PROVIDED ENTRIES START

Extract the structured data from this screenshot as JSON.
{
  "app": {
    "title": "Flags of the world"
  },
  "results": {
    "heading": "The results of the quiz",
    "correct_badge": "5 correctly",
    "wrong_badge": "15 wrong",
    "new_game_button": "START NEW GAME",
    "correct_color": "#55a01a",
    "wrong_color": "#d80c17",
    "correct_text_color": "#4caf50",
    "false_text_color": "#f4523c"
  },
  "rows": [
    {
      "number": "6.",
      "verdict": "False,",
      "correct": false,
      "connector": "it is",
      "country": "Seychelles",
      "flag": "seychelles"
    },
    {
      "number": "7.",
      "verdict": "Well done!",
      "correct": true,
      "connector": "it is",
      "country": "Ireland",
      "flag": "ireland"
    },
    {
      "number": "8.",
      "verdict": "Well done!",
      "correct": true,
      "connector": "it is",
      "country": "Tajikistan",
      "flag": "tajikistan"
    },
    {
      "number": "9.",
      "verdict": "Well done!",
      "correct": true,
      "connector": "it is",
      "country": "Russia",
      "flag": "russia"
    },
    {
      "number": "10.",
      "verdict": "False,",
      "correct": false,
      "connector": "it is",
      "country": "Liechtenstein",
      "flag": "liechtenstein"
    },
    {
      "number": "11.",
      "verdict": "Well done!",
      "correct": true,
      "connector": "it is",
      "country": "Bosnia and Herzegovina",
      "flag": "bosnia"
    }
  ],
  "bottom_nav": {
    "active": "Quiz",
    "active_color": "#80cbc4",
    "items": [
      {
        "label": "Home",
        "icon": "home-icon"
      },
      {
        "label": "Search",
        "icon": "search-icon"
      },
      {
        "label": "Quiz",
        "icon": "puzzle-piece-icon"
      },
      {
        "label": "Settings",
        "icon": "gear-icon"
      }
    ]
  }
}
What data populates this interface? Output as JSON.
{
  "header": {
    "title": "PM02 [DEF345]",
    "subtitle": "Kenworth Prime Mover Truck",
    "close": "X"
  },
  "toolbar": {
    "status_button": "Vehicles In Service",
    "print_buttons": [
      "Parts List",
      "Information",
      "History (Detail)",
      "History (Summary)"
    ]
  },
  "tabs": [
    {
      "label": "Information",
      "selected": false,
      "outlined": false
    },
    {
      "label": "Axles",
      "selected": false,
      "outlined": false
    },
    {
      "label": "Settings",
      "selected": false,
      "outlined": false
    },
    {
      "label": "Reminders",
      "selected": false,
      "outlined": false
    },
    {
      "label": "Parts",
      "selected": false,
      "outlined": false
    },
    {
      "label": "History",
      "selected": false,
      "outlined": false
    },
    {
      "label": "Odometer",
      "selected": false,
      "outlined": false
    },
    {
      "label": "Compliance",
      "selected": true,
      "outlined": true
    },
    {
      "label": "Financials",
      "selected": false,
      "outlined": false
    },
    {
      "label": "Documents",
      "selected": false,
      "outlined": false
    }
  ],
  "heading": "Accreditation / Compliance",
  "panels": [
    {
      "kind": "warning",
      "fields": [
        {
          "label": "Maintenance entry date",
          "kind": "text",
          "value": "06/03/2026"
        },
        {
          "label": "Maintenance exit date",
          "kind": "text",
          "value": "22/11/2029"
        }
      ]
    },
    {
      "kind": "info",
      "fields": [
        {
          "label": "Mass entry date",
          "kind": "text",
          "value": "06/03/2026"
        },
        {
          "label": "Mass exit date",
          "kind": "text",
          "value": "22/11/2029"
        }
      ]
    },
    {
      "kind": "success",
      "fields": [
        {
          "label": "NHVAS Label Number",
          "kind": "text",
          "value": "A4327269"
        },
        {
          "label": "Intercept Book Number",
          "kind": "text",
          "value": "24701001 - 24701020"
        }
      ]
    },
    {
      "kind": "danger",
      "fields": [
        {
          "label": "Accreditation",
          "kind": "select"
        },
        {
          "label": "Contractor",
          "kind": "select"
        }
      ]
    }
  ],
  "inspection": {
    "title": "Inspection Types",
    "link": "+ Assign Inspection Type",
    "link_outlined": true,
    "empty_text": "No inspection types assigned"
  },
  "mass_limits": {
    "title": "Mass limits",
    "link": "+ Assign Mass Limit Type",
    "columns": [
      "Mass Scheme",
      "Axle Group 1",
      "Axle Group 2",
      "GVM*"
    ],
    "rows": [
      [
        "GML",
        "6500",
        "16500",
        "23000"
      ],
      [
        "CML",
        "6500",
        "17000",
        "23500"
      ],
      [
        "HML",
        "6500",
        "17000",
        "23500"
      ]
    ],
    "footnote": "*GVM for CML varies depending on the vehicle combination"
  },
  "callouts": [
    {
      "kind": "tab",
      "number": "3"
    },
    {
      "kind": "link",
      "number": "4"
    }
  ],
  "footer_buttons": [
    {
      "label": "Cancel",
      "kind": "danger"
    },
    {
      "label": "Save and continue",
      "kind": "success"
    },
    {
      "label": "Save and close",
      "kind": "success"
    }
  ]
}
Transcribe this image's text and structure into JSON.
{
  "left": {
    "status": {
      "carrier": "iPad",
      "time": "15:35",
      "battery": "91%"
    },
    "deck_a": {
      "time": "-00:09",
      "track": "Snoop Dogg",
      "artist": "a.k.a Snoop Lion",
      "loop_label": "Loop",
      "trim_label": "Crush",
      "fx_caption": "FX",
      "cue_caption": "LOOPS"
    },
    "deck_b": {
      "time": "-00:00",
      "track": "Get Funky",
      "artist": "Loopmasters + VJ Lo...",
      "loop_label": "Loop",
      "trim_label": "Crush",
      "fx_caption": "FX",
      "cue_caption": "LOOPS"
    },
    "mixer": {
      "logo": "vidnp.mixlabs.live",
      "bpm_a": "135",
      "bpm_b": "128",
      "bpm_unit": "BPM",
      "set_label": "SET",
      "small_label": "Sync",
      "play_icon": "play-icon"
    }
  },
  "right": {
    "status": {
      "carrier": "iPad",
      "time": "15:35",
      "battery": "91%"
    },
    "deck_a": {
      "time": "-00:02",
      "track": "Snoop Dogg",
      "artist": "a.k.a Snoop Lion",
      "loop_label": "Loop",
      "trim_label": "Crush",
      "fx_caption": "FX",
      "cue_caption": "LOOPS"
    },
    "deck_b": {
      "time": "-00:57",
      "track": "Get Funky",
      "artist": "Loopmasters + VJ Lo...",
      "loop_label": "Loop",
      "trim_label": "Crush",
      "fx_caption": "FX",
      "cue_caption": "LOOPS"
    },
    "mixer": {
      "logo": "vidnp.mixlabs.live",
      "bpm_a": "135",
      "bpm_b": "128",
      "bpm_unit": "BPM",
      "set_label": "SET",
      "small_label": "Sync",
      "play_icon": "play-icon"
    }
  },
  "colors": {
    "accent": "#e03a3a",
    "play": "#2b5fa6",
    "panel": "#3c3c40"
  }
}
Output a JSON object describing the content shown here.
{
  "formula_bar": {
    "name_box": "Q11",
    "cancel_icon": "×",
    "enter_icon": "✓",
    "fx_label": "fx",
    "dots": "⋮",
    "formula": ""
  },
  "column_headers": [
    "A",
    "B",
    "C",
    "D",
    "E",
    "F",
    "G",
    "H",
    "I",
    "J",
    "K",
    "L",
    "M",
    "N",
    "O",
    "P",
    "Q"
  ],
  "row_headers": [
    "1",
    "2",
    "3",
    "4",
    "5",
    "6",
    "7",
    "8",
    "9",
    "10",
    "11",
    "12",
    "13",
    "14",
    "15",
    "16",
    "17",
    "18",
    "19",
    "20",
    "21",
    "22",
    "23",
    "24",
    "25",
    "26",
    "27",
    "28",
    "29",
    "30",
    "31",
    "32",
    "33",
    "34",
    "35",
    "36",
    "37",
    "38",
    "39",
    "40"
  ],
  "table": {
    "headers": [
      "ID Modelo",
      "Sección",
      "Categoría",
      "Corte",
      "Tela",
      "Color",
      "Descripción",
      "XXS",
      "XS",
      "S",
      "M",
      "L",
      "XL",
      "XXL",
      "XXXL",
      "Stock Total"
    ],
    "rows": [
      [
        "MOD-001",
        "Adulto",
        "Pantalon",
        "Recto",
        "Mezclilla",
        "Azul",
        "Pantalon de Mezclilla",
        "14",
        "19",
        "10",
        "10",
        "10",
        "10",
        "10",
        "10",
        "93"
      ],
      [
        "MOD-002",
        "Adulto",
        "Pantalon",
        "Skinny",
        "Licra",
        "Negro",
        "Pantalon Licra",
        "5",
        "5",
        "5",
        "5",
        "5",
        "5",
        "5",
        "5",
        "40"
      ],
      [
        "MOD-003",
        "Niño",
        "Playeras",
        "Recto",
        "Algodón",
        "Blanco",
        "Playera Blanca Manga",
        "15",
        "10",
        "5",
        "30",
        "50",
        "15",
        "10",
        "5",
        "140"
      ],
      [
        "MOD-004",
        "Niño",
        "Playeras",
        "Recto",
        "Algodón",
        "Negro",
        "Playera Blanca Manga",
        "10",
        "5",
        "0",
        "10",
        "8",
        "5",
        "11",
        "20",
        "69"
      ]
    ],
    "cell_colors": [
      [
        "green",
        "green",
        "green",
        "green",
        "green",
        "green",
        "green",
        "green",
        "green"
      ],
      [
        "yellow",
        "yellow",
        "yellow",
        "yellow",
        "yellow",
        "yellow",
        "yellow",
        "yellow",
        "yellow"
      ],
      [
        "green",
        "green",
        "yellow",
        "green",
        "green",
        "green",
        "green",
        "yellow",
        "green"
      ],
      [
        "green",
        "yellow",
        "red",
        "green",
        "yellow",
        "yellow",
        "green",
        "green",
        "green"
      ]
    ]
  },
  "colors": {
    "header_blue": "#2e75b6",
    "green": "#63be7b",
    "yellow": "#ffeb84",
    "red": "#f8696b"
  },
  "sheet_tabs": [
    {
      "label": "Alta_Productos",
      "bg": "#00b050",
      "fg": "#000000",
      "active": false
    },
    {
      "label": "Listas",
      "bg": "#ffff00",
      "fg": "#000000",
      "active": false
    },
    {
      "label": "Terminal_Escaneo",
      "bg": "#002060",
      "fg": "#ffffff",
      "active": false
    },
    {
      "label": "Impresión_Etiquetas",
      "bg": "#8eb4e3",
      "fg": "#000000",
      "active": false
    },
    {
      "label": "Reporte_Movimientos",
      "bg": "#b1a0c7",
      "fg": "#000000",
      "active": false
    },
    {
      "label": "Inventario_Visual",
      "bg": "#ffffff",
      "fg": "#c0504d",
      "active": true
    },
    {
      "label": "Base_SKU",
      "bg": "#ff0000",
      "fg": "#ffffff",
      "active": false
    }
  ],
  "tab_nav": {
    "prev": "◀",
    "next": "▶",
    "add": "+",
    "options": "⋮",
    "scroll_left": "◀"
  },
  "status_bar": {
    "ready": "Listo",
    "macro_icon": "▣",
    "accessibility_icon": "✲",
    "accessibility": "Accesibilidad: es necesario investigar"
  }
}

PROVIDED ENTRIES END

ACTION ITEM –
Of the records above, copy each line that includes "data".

SOLUTION FOR THIS EXERCISE –
Extract the structured data from this screenshot as JSON.
What data populates this interface? Output as JSON.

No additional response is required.